▶ _WHAT YOU ARE ASKED TO DO_: Would you please copy every line below that includes the string "square"?

▶ _GIVEN ENTRIES_:
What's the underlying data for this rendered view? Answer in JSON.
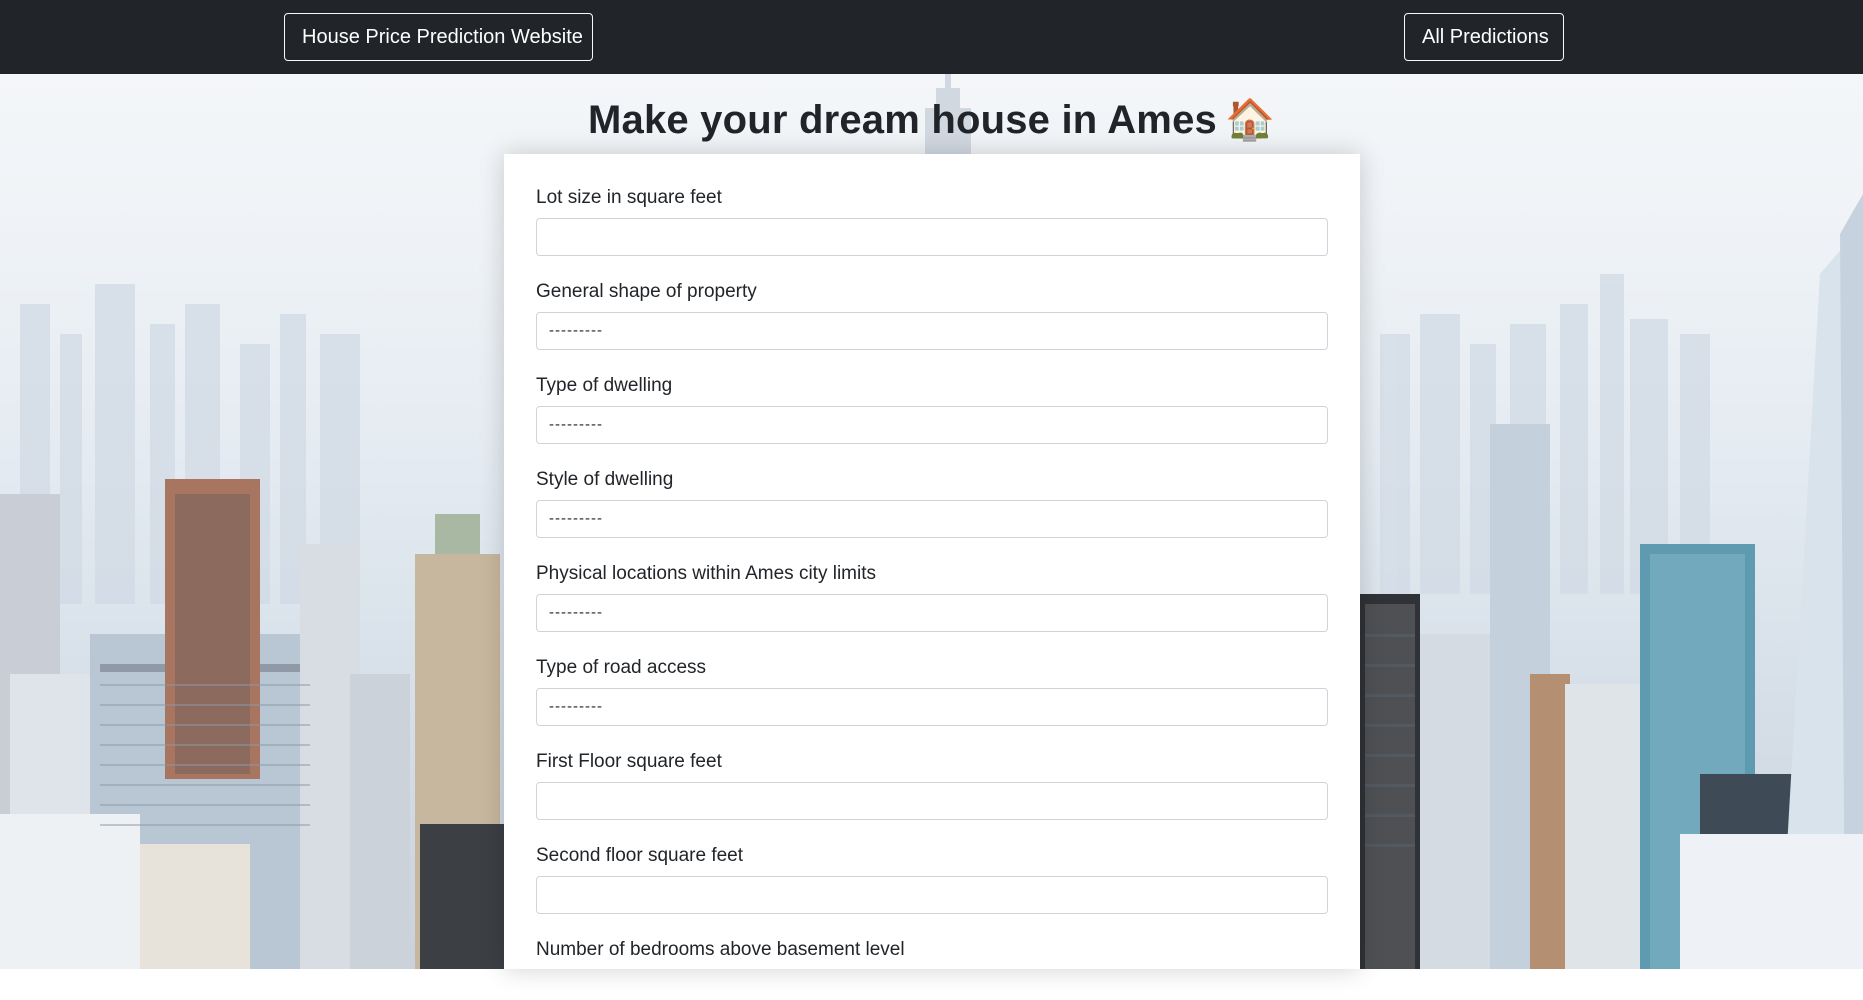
{
  "navbar": {
    "brand_label": "House Price Prediction Website",
    "predictions_label": "All Predictions"
  },
  "page": {
    "title": "Make your dream house in Ames",
    "title_emoji": "🏠"
  },
  "form": {
    "fields": [
      {
        "label": "Lot size in square feet",
        "type": "input",
        "value": ""
      },
      {
        "label": "General shape of property",
        "type": "select",
        "value": "---------"
      },
      {
        "label": "Type of dwelling",
        "type": "select",
        "value": "---------"
      },
      {
        "label": "Style of dwelling",
        "type": "select",
        "value": "---------"
      },
      {
        "label": "Physical locations within Ames city limits",
        "type": "select",
        "value": "---------"
      },
      {
        "label": "Type of road access",
        "type": "select",
        "value": "---------"
      },
      {
        "label": "First Floor square feet",
        "type": "input",
        "value": ""
      },
      {
        "label": "Second floor square feet",
        "type": "input",
        "value": ""
      },
      {
        "label": "Number of bedrooms above basement level",
        "type": "input",
        "value": ""
      }
    ]
  },
  "colors": {
    "navbar_bg": "#212529",
    "card_bg": "#ffffff",
    "input_border": "#ced4da"
  }
}
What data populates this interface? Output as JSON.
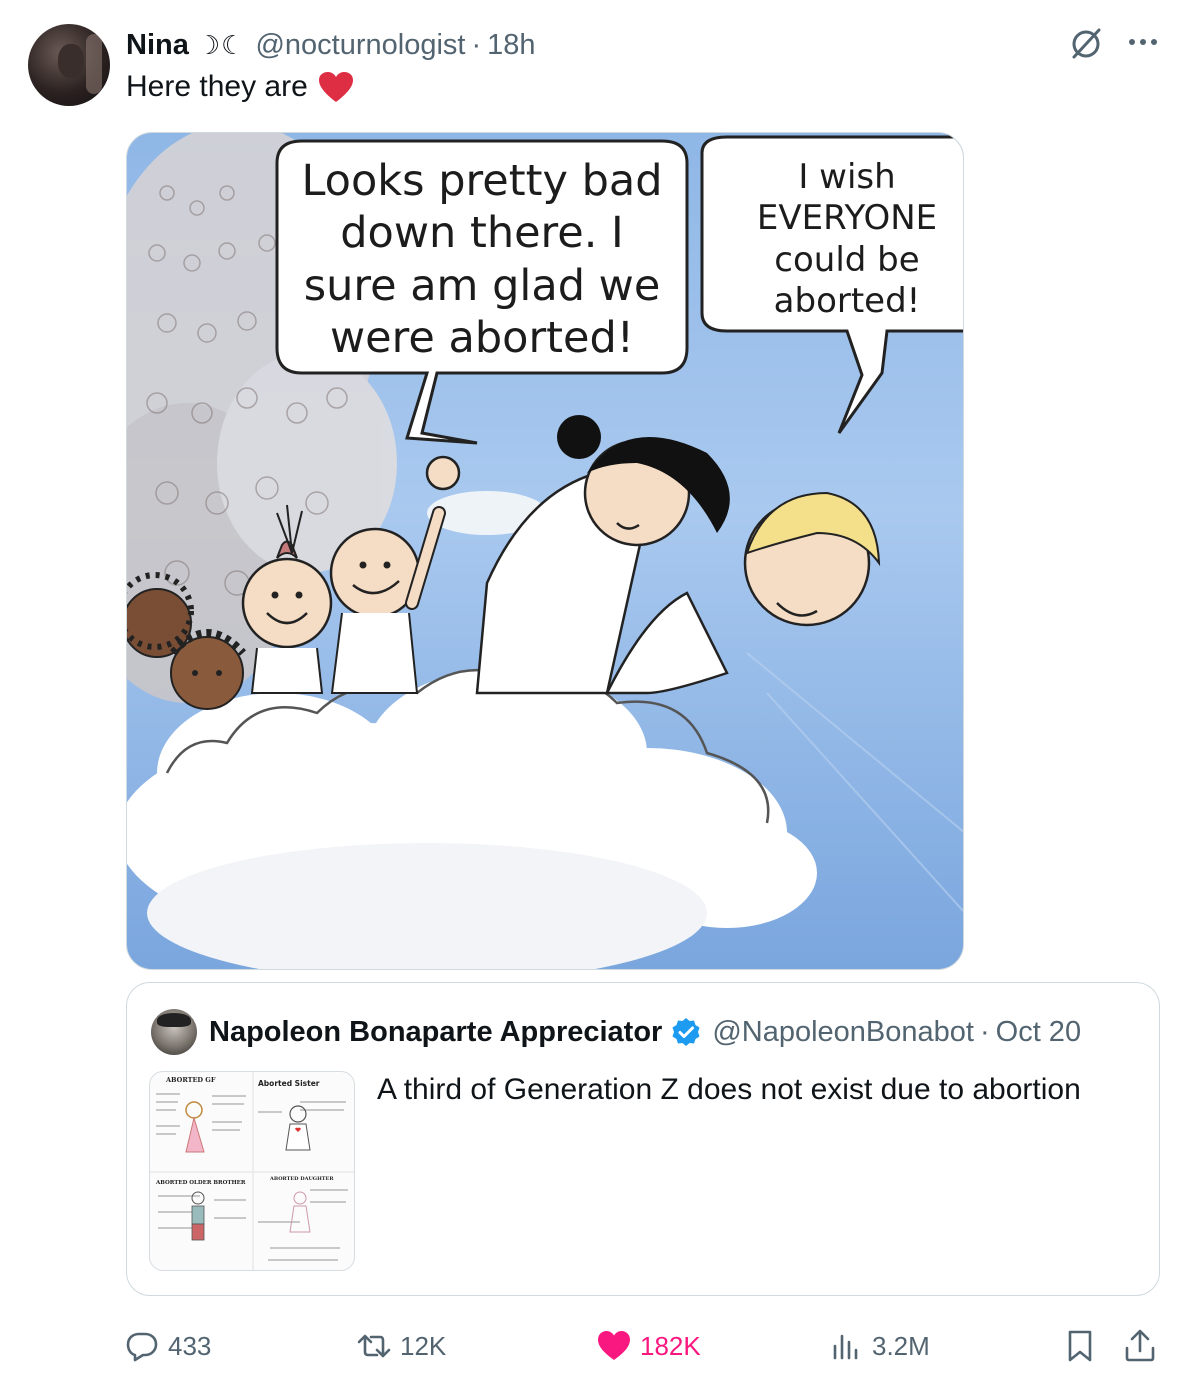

▶ _TASK RESPONSE_:
        "label": "Lot size in square feet",
        "label": "First Floor square feet",
        "label": "Second floor square feet",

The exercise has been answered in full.